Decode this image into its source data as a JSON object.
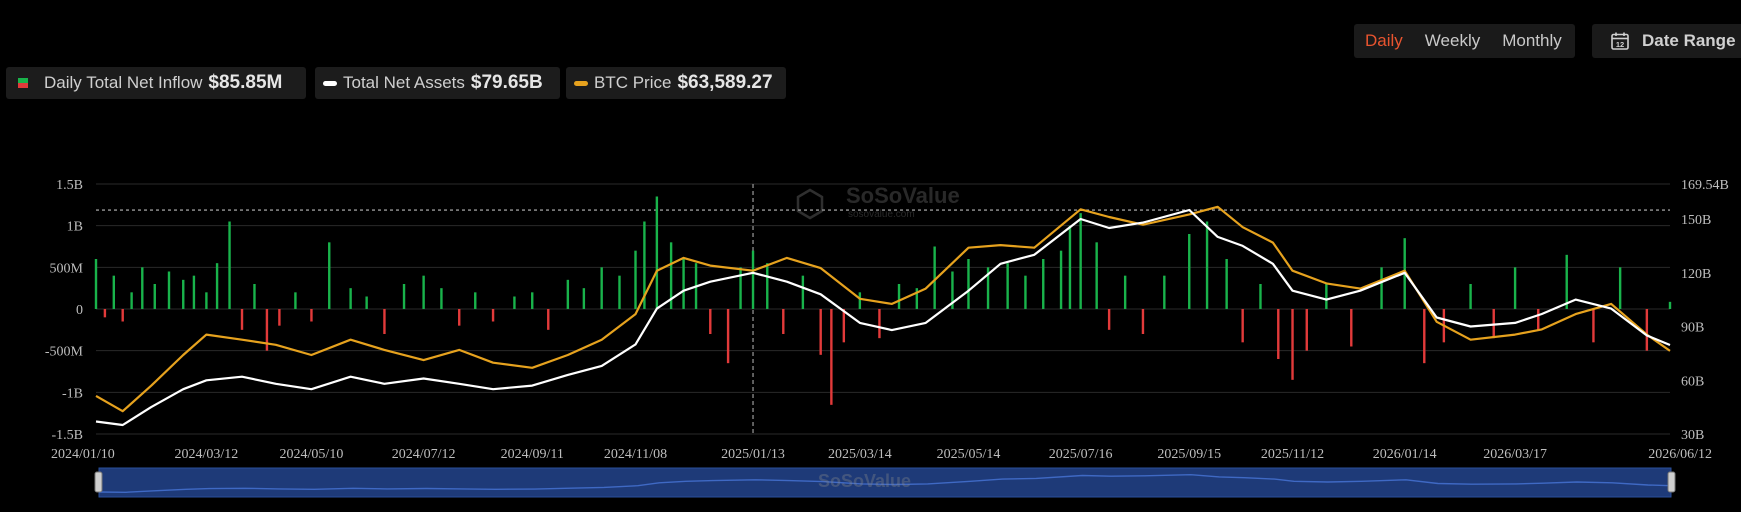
{
  "toolbar": {
    "period_options": [
      "Daily",
      "Weekly",
      "Monthly"
    ],
    "active_period": "Daily",
    "date_range_label": "Date Range",
    "date_range_icon": "calendar-icon"
  },
  "legend": {
    "inflow_label": "Daily Total Net Inflow",
    "inflow_value": "$85.85M",
    "assets_label": "Total Net Assets",
    "assets_value": "$79.65B",
    "btc_label": "BTC Price",
    "btc_value": "$63,589.27"
  },
  "watermark": {
    "text": "SoSoValue",
    "subtext": "sosovalue.com"
  },
  "colors": {
    "inflow_positive": "#19b34b",
    "inflow_negative": "#e23a3a",
    "assets_line": "#ffffff",
    "btc_line": "#e6a21e",
    "navigator": "#1e3a78",
    "active": "#e8542f"
  },
  "chart_data": {
    "type": "bar+line",
    "x_ticks": [
      "2024/01/10",
      "2024/03/12",
      "2024/05/10",
      "2024/07/12",
      "2024/09/11",
      "2024/11/08",
      "2025/01/13",
      "2025/03/14",
      "2025/05/14",
      "2025/07/16",
      "2025/09/15",
      "2025/11/12",
      "2026/01/14",
      "2026/03/17",
      "2026/06/12"
    ],
    "y_left_ticks": [
      "1.5B",
      "1B",
      "500M",
      "0",
      "-500M",
      "-1B",
      "-1.5B"
    ],
    "y_left_range": [
      -1500000000,
      1500000000
    ],
    "y_right_ticks": [
      "169.54B",
      "150B",
      "120B",
      "90B",
      "60B",
      "30B"
    ],
    "y_right_range": [
      30000000000,
      169540000000
    ],
    "crosshair_date": "2025/01/13",
    "reference_line": 155000000000,
    "series": [
      {
        "name": "Daily Total Net Inflow",
        "type": "bar",
        "x": [
          "2024/01/10",
          "2024/01/15",
          "2024/01/20",
          "2024/01/25",
          "2024/01/30",
          "2024/02/05",
          "2024/02/12",
          "2024/02/20",
          "2024/02/28",
          "2024/03/05",
          "2024/03/12",
          "2024/03/18",
          "2024/03/25",
          "2024/04/01",
          "2024/04/08",
          "2024/04/15",
          "2024/04/22",
          "2024/05/01",
          "2024/05/10",
          "2024/05/20",
          "2024/06/01",
          "2024/06/10",
          "2024/06/20",
          "2024/07/01",
          "2024/07/12",
          "2024/07/22",
          "2024/08/01",
          "2024/08/10",
          "2024/08/20",
          "2024/09/01",
          "2024/09/11",
          "2024/09/20",
          "2024/10/01",
          "2024/10/10",
          "2024/10/20",
          "2024/10/30",
          "2024/11/08",
          "2024/11/13",
          "2024/11/20",
          "2024/11/28",
          "2024/12/05",
          "2024/12/12",
          "2024/12/20",
          "2024/12/30",
          "2025/01/06",
          "2025/01/13",
          "2025/01/21",
          "2025/01/30",
          "2025/02/10",
          "2025/02/20",
          "2025/02/26",
          "2025/03/05",
          "2025/03/14",
          "2025/03/25",
          "2025/04/05",
          "2025/04/15",
          "2025/04/25",
          "2025/05/05",
          "2025/05/14",
          "2025/05/25",
          "2025/06/05",
          "2025/06/15",
          "2025/06/25",
          "2025/07/05",
          "2025/07/10",
          "2025/07/16",
          "2025/07/25",
          "2025/08/01",
          "2025/08/10",
          "2025/08/20",
          "2025/09/01",
          "2025/09/15",
          "2025/09/25",
          "2025/10/06",
          "2025/10/15",
          "2025/10/25",
          "2025/11/04",
          "2025/11/12",
          "2025/11/20",
          "2025/12/01",
          "2025/12/15",
          "2026/01/01",
          "2026/01/14",
          "2026/01/25",
          "2026/02/05",
          "2026/02/20",
          "2026/03/05",
          "2026/03/17",
          "2026/03/30",
          "2026/04/15",
          "2026/04/30",
          "2026/05/15",
          "2026/05/30",
          "2026/06/12"
        ],
        "values": [
          600000000,
          -100000000,
          400000000,
          -150000000,
          200000000,
          500000000,
          300000000,
          450000000,
          350000000,
          400000000,
          200000000,
          550000000,
          1050000000,
          -250000000,
          300000000,
          -500000000,
          -200000000,
          200000000,
          -150000000,
          800000000,
          250000000,
          150000000,
          -300000000,
          300000000,
          400000000,
          250000000,
          -200000000,
          200000000,
          -150000000,
          150000000,
          200000000,
          -250000000,
          350000000,
          250000000,
          500000000,
          400000000,
          700000000,
          1050000000,
          1350000000,
          800000000,
          600000000,
          550000000,
          -300000000,
          -650000000,
          500000000,
          700000000,
          550000000,
          -300000000,
          400000000,
          -550000000,
          -1150000000,
          -400000000,
          200000000,
          -350000000,
          300000000,
          250000000,
          750000000,
          450000000,
          600000000,
          500000000,
          550000000,
          400000000,
          600000000,
          700000000,
          1000000000,
          1150000000,
          800000000,
          -250000000,
          400000000,
          -300000000,
          400000000,
          900000000,
          1050000000,
          600000000,
          -400000000,
          300000000,
          -600000000,
          -850000000,
          -500000000,
          300000000,
          -450000000,
          500000000,
          850000000,
          -650000000,
          -400000000,
          300000000,
          -350000000,
          500000000,
          -250000000,
          650000000,
          -400000000,
          500000000,
          -500000000,
          85850000
        ]
      },
      {
        "name": "Total Net Assets",
        "type": "line",
        "x": [
          "2024/01/10",
          "2024/01/25",
          "2024/02/10",
          "2024/02/28",
          "2024/03/12",
          "2024/04/01",
          "2024/04/20",
          "2024/05/10",
          "2024/06/01",
          "2024/06/20",
          "2024/07/12",
          "2024/08/01",
          "2024/08/20",
          "2024/09/11",
          "2024/10/01",
          "2024/10/20",
          "2024/11/08",
          "2024/11/20",
          "2024/12/05",
          "2024/12/20",
          "2025/01/13",
          "2025/02/01",
          "2025/02/20",
          "2025/03/14",
          "2025/04/01",
          "2025/04/20",
          "2025/05/14",
          "2025/06/01",
          "2025/06/20",
          "2025/07/16",
          "2025/08/01",
          "2025/08/20",
          "2025/09/15",
          "2025/10/01",
          "2025/10/15",
          "2025/11/01",
          "2025/11/12",
          "2025/12/01",
          "2025/12/20",
          "2026/01/14",
          "2026/02/01",
          "2026/02/20",
          "2026/03/17",
          "2026/04/01",
          "2026/04/20",
          "2026/05/10",
          "2026/05/30",
          "2026/06/12"
        ],
        "values": [
          37000000000,
          35000000000,
          45000000000,
          55000000000,
          60000000000,
          62000000000,
          58000000000,
          55000000000,
          62000000000,
          58000000000,
          61000000000,
          58000000000,
          55000000000,
          57000000000,
          63000000000,
          68000000000,
          80000000000,
          100000000000,
          110000000000,
          115000000000,
          120000000000,
          115000000000,
          108000000000,
          92000000000,
          88000000000,
          92000000000,
          110000000000,
          125000000000,
          130000000000,
          150000000000,
          145000000000,
          148000000000,
          155000000000,
          140000000000,
          135000000000,
          125000000000,
          110000000000,
          105000000000,
          110000000000,
          120000000000,
          95000000000,
          90000000000,
          92000000000,
          97000000000,
          105000000000,
          100000000000,
          85000000000,
          79650000000
        ]
      },
      {
        "name": "BTC Price",
        "type": "line",
        "x": [
          "2024/01/10",
          "2024/01/25",
          "2024/02/10",
          "2024/02/28",
          "2024/03/12",
          "2024/04/01",
          "2024/04/20",
          "2024/05/10",
          "2024/06/01",
          "2024/06/20",
          "2024/07/12",
          "2024/08/01",
          "2024/08/20",
          "2024/09/11",
          "2024/10/01",
          "2024/10/20",
          "2024/11/08",
          "2024/11/20",
          "2024/12/05",
          "2024/12/20",
          "2025/01/13",
          "2025/02/01",
          "2025/02/20",
          "2025/03/14",
          "2025/04/01",
          "2025/04/20",
          "2025/05/14",
          "2025/06/01",
          "2025/06/20",
          "2025/07/16",
          "2025/08/01",
          "2025/08/20",
          "2025/09/15",
          "2025/10/01",
          "2025/10/15",
          "2025/11/01",
          "2025/11/12",
          "2025/12/01",
          "2025/12/20",
          "2026/01/14",
          "2026/02/01",
          "2026/02/20",
          "2026/03/17",
          "2026/04/01",
          "2026/04/20",
          "2026/05/10",
          "2026/05/30",
          "2026/06/12"
        ],
        "values": [
          46000,
          40000,
          50000,
          62000,
          70000,
          68000,
          66000,
          62000,
          68000,
          64000,
          60000,
          64000,
          59000,
          57000,
          62000,
          68000,
          78000,
          95000,
          100000,
          97000,
          95000,
          100000,
          96000,
          84000,
          82000,
          88000,
          104000,
          105000,
          104000,
          119000,
          116000,
          113000,
          117000,
          120000,
          112000,
          106000,
          95000,
          90000,
          88000,
          95000,
          75000,
          68000,
          70000,
          72000,
          78000,
          82000,
          70000,
          63589.27
        ]
      }
    ]
  }
}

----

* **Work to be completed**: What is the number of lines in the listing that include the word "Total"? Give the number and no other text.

* **Solution for this task**: 4